born July 22, 1882, Nyack, N.Y., U.S.
died May 15, 1967, New York City
U.S. painter whose realistic depictions of everyday urban scenes
shock the viewer into recognition of the strangeness of familiar
surroundings. He strongly influenced the Pop art and New Realist
painters of the 1960s and 1970s.
Hopper was initially trained as an illustrator, but, between 1901
and 1906, he studied painting under Robert Henri, a member of a
group of painters called the Ashcan School. Hopper travelled to
Europe three times between 1906 and 1910, but he remained
untouched by the experimental work then blossoming in France and
continued throughout his career to follow his own artistic course.
Although he exhibited paintings in the Armory Show of 1913, he
devoted most of his time to advertising art and illustrative
etchings until 1924. He then began to do such watercolours as
“Model Reading” (1925; Art Institute of Chicago), as well as oil
paintings. Like the painters of the Ashcan School, Hopper painted
the commonplaces of urban life. But, unlike their loosely
organized, vivacious paintings, his “House by the Railroad” (1925;
Museum of Modern Art, New York City) and “Room in Brooklyn” (1932;
Museum of Fine Arts, Boston) show still, anonymous figures and
stern geometric forms within snapshot-like compositions that
create an inescapable sense of loneliness.

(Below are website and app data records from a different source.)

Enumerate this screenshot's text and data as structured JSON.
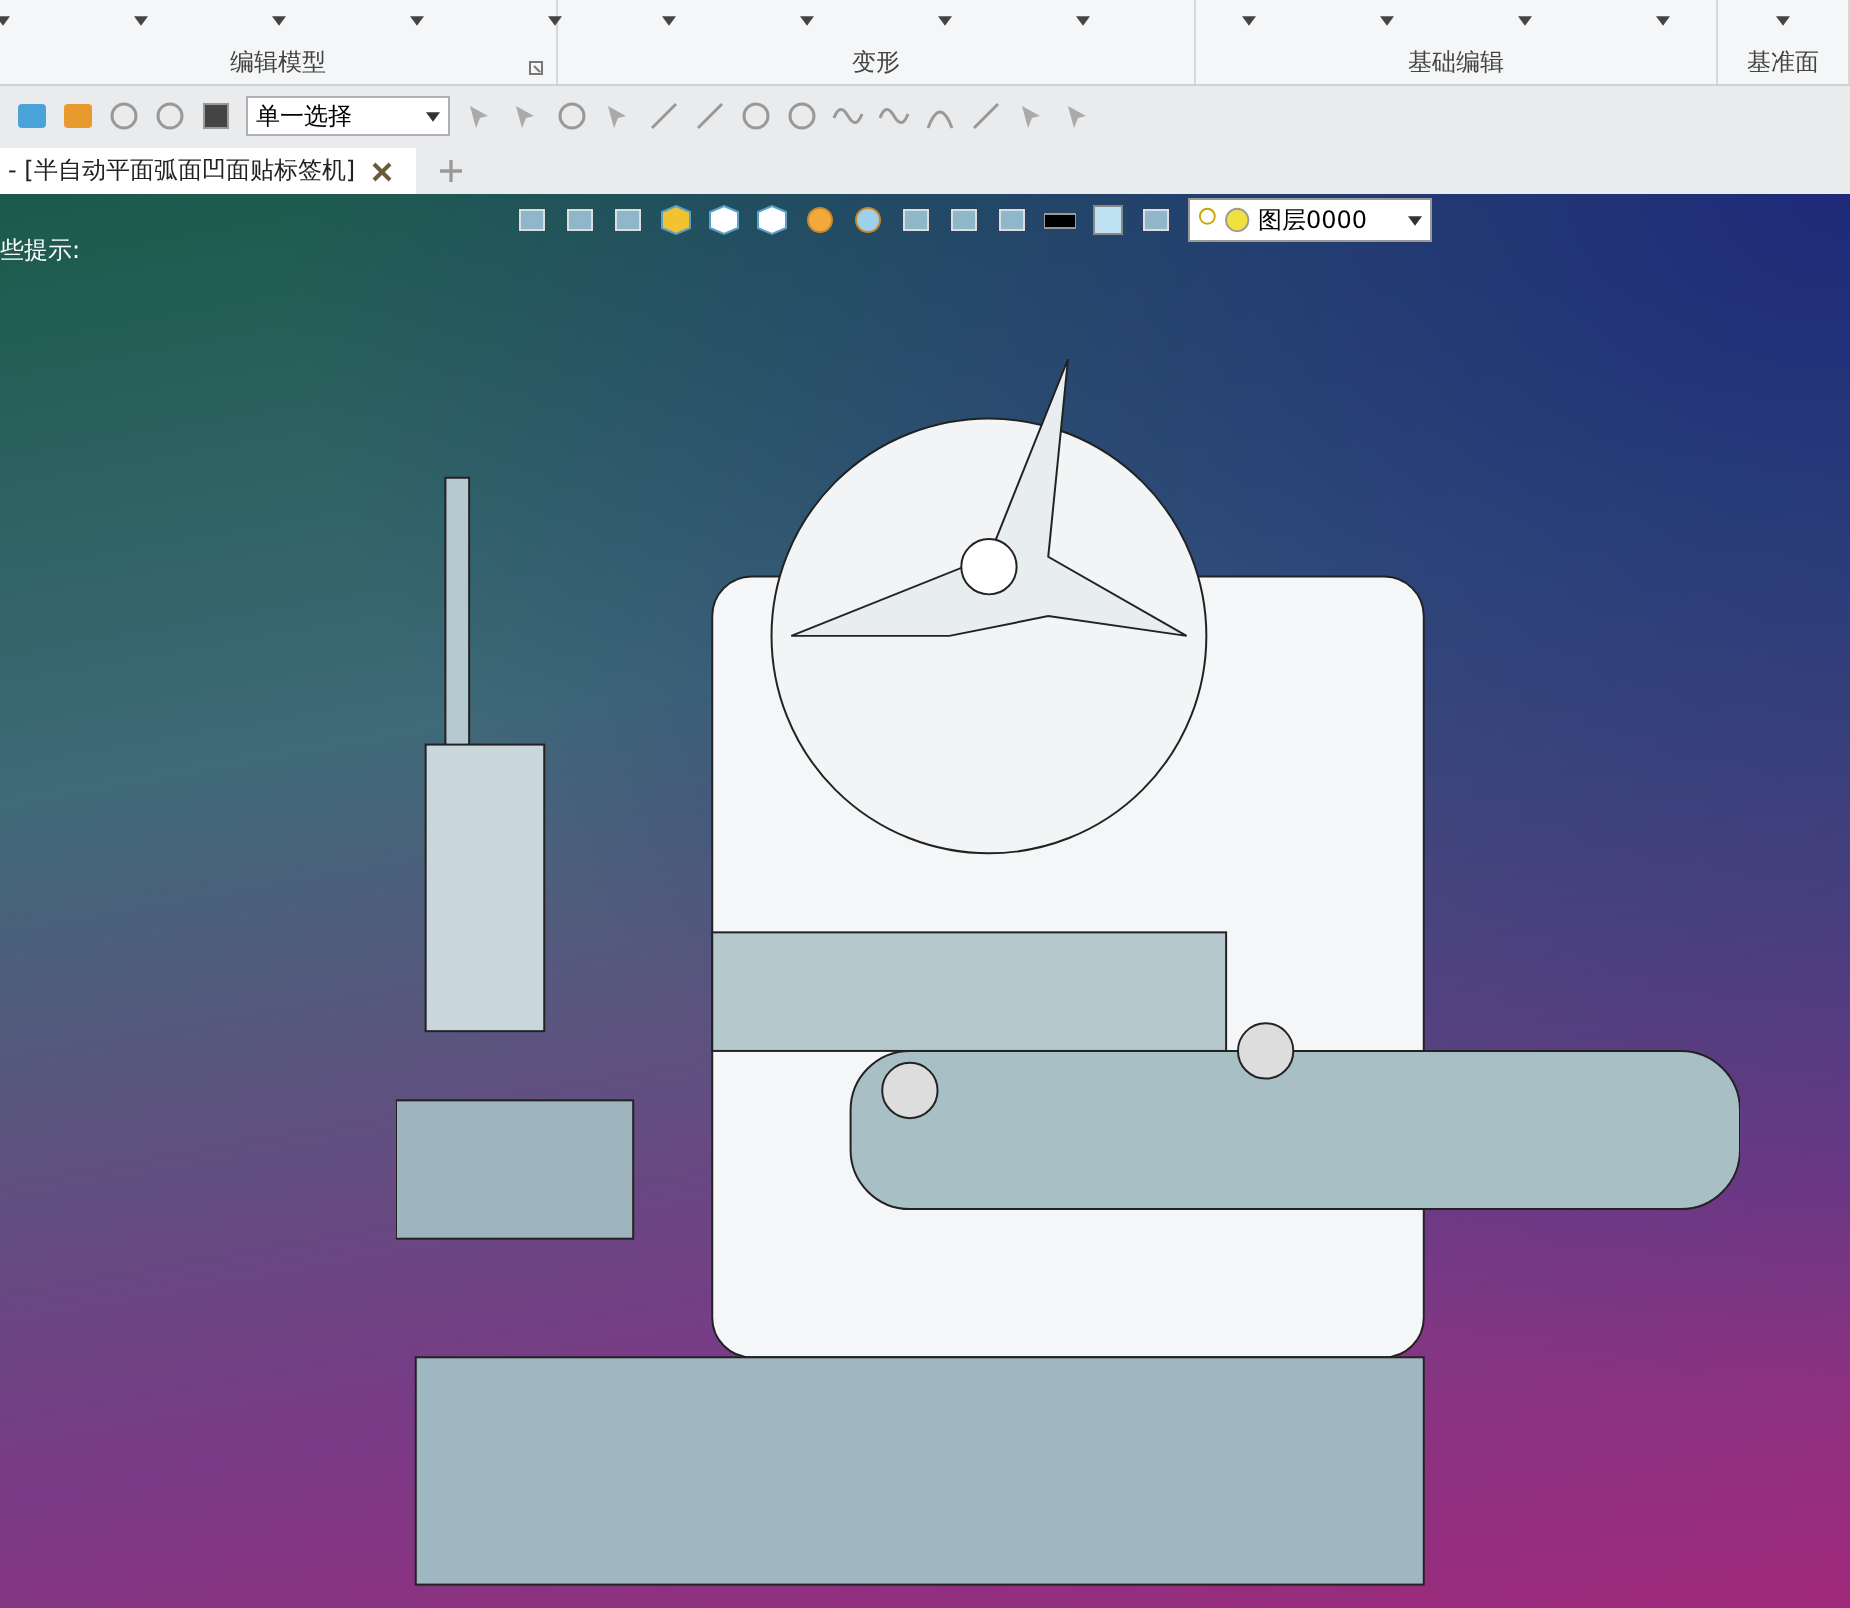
{
  "ribbon": {
    "groups": [
      {
        "label": "编辑模型"
      },
      {
        "label": "变形"
      },
      {
        "label": "基础编辑"
      },
      {
        "label": "基准面"
      }
    ]
  },
  "toolbar": {
    "selection_mode": "单一选择"
  },
  "tabs": [
    {
      "label": "- [半自动平面弧面凹面贴标签机]",
      "selected": true
    }
  ],
  "viewport": {
    "hint": "些提示:",
    "layer": "图层0000"
  }
}
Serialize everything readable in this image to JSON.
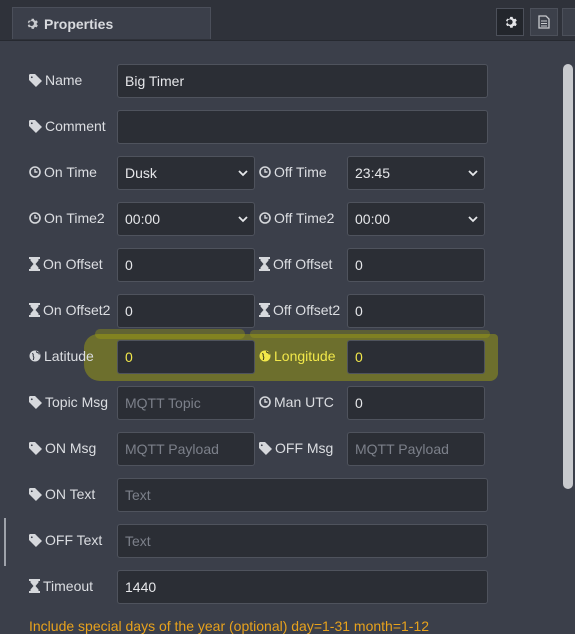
{
  "header": {
    "tab_label": "Properties",
    "buttons": [
      "gear-icon",
      "description-icon",
      "layout-icon"
    ]
  },
  "form": {
    "name": {
      "label": "Name",
      "value": "Big Timer"
    },
    "comment": {
      "label": "Comment",
      "value": ""
    },
    "on_time": {
      "label": "On Time",
      "value": "Dusk"
    },
    "off_time": {
      "label": "Off Time",
      "value": "23:45"
    },
    "on_time2": {
      "label": "On Time2",
      "value": "00:00"
    },
    "off_time2": {
      "label": "Off Time2",
      "value": "00:00"
    },
    "on_offset": {
      "label": "On Offset",
      "value": "0"
    },
    "off_offset": {
      "label": "Off Offset",
      "value": "0"
    },
    "on_offset2": {
      "label": "On Offset2",
      "value": "0"
    },
    "off_offset2": {
      "label": "Off Offset2",
      "value": "0"
    },
    "latitude": {
      "label": "Latitude",
      "value": "0"
    },
    "longitude": {
      "label": "Longitude",
      "value": "0"
    },
    "topic_msg": {
      "label": "Topic Msg",
      "placeholder": "MQTT Topic"
    },
    "man_utc": {
      "label": "Man UTC",
      "value": "0"
    },
    "on_msg": {
      "label": "ON Msg",
      "placeholder": "MQTT Payload"
    },
    "off_msg": {
      "label": "OFF Msg",
      "placeholder": "MQTT Payload"
    },
    "on_text": {
      "label": "ON Text",
      "placeholder": "Text"
    },
    "off_text": {
      "label": "OFF Text",
      "placeholder": "Text"
    },
    "timeout": {
      "label": "Timeout",
      "value": "1440"
    }
  },
  "note": "Include special days of the year (optional) day=1-31 month=1-12",
  "colors": {
    "highlight": "#aaaa0a",
    "note": "#e8a21c",
    "background": "#3b3f4a"
  }
}
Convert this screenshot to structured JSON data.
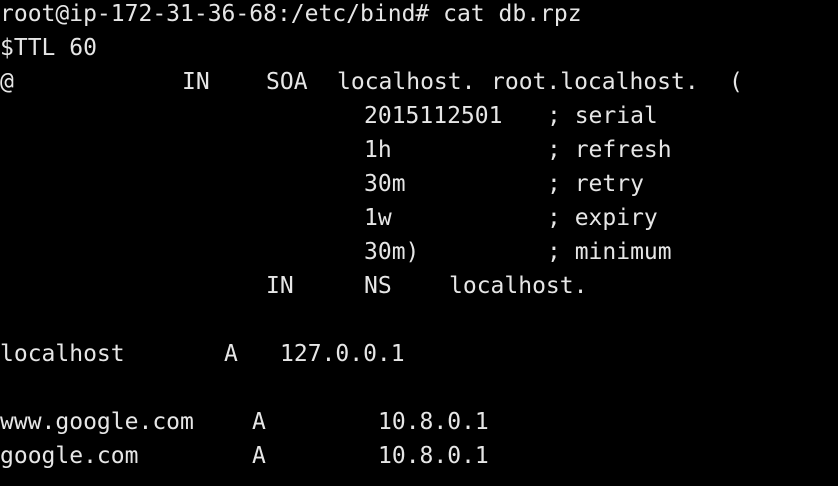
{
  "terminal": {
    "prompt_line": "root@ip-172-31-36-68:/etc/bind# cat db.rpz",
    "ttl_line": "$TTL 60",
    "soa": {
      "origin": "@",
      "class": "IN",
      "type": "SOA",
      "mname": "localhost.",
      "rname": "root.localhost.",
      "open_paren": "("
    },
    "soa_fields": [
      {
        "value": "2015112501",
        "comment": "; serial"
      },
      {
        "value": "1h",
        "comment": "; refresh"
      },
      {
        "value": "30m",
        "comment": "; retry"
      },
      {
        "value": "1w",
        "comment": "; expiry"
      },
      {
        "value": "30m)",
        "comment": "; minimum"
      }
    ],
    "ns_record": {
      "class": "IN",
      "type": "NS",
      "target": "localhost."
    },
    "records": [
      {
        "name": "localhost",
        "type": "A",
        "address": "127.0.0.1"
      },
      {
        "name": "www.google.com",
        "type": "A",
        "address": "10.8.0.1"
      },
      {
        "name": "google.com",
        "type": "A",
        "address": "10.8.0.1"
      }
    ],
    "colors": {
      "background": "#000000",
      "foreground": "#e6e6e6"
    }
  }
}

This isolation of his
subjects was heightened by Hopper's characteristic use of light to
insulate persons and objects in space, whether in the harsh
morning light (“Early Sunday Morning,” 1930; Whitney Museum of
American Art, New York City) or the eerie light of an all-night
coffee stand (“Nighthawks,” 1942; Art Institute of Chicago).
Hopper's mature style was already formed by the mid-1920s.His
subsequent development showed a constant refinement of his vision.
Such late paintings as “Second-Story Sunlight” (1960; Whitney
Museum of American Art, New York City) are distinguished by
extremely subtle spatial relationships and an even greater mastery
of light than is seen in his work of the 1920s.